Is the vaccine safe? Is there any truth to the anti-vaxxer chatter?

I think its completely fair to be worried about foreign things being shoved into your muscles. My muscles can barely get me through 5 push ups, so I am very protective of what I have. But you have to remember, vaccines go through rigorous development process and testing to ensure the vaccine is safe and effective. If the scientists were the least bit worried, they wouldn’t be lining up for the vaccine.


Do vaccines change our DNA? No. The mRNA vaccines don’t ever enter the nucleus of our cells (where our DNA is kept), therefore there is no way of the vaccine changing or affecting your DNA.


Do vaccines give us COVID? Absolutely not! The cool thing about these genetic information vaccines is that it doesn’t actually contain the virus at all. The vaccine only has information to make the harmless spike protein.


Okay I got the vaccination, now what?


After a vaccination, the body might experiences some side effects, including pain at the injection spot, sore muscles and a fever. This is all normal and actually a really good sign! Your immune system is building immunity and doing a test run in case in runs into the actual virus. Everyone should be excited to get their Pfizer vaccine and have their own tiny Gordan Ramsay saving us from Coronavirus.


Sources

https://www.bmj.com/content/371/bmj.m4838
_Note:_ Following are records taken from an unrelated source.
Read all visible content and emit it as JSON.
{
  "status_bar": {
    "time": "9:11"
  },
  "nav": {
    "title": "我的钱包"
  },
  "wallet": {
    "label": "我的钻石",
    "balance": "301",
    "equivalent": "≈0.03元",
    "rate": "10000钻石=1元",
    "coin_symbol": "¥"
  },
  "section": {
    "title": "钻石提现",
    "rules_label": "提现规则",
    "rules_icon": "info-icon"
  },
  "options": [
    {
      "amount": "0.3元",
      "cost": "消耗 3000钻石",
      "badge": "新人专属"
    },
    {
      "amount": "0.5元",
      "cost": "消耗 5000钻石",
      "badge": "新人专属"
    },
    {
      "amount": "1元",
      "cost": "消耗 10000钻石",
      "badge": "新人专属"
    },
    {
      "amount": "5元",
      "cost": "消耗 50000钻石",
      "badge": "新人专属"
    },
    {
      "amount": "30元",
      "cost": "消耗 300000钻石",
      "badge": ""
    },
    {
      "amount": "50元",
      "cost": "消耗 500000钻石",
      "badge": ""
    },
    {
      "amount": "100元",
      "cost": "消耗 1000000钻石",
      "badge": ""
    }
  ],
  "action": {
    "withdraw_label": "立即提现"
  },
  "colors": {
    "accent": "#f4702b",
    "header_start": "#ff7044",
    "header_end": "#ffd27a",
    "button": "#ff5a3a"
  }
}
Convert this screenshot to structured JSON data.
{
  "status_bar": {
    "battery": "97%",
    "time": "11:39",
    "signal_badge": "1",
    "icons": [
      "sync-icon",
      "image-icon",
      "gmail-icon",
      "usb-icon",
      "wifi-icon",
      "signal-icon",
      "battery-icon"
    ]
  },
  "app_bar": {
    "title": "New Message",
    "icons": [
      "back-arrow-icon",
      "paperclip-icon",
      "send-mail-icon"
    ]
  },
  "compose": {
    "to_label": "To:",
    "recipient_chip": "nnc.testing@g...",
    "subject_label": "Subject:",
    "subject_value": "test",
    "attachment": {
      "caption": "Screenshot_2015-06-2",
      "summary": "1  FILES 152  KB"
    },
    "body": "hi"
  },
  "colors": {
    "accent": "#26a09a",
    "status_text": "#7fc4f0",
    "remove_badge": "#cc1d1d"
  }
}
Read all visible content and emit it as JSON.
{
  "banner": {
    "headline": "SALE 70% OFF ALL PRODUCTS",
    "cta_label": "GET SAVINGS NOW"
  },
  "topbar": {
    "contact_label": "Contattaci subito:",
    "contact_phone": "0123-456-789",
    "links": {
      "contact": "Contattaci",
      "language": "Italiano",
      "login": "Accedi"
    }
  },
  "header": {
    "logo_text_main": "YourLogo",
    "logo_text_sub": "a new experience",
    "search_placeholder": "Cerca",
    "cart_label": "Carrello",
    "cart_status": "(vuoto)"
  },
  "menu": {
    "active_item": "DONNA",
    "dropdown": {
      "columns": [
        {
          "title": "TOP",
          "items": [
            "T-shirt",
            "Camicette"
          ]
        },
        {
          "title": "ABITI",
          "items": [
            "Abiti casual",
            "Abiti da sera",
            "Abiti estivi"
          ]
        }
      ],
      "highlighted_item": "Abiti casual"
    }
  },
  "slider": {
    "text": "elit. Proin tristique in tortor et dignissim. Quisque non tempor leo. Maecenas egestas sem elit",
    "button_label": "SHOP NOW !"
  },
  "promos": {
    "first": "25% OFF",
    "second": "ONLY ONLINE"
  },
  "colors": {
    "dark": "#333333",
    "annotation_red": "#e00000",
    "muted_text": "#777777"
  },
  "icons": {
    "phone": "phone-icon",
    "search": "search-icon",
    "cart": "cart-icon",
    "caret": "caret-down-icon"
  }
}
https://www.who.int/news-room/feature-stories/detail/the-race-for-a-covid-19-vaccine-explained

https://www.cdc.gov/coronavirus/2019-ncov/vaccines/different-vaccines/how-they-work.html

https://www.youtube.com/watch?v=mvA9gs5gxNY

https://www.nature.com/articles/nrd.2017.243

https://www.health.harvard.edu/blog/why-are-mrna-vaccines-so-exciting-2020121021599

https://www.nytimes.com/interactive/2020/health/oxford-astrazeneca-covid-19-vaccine.html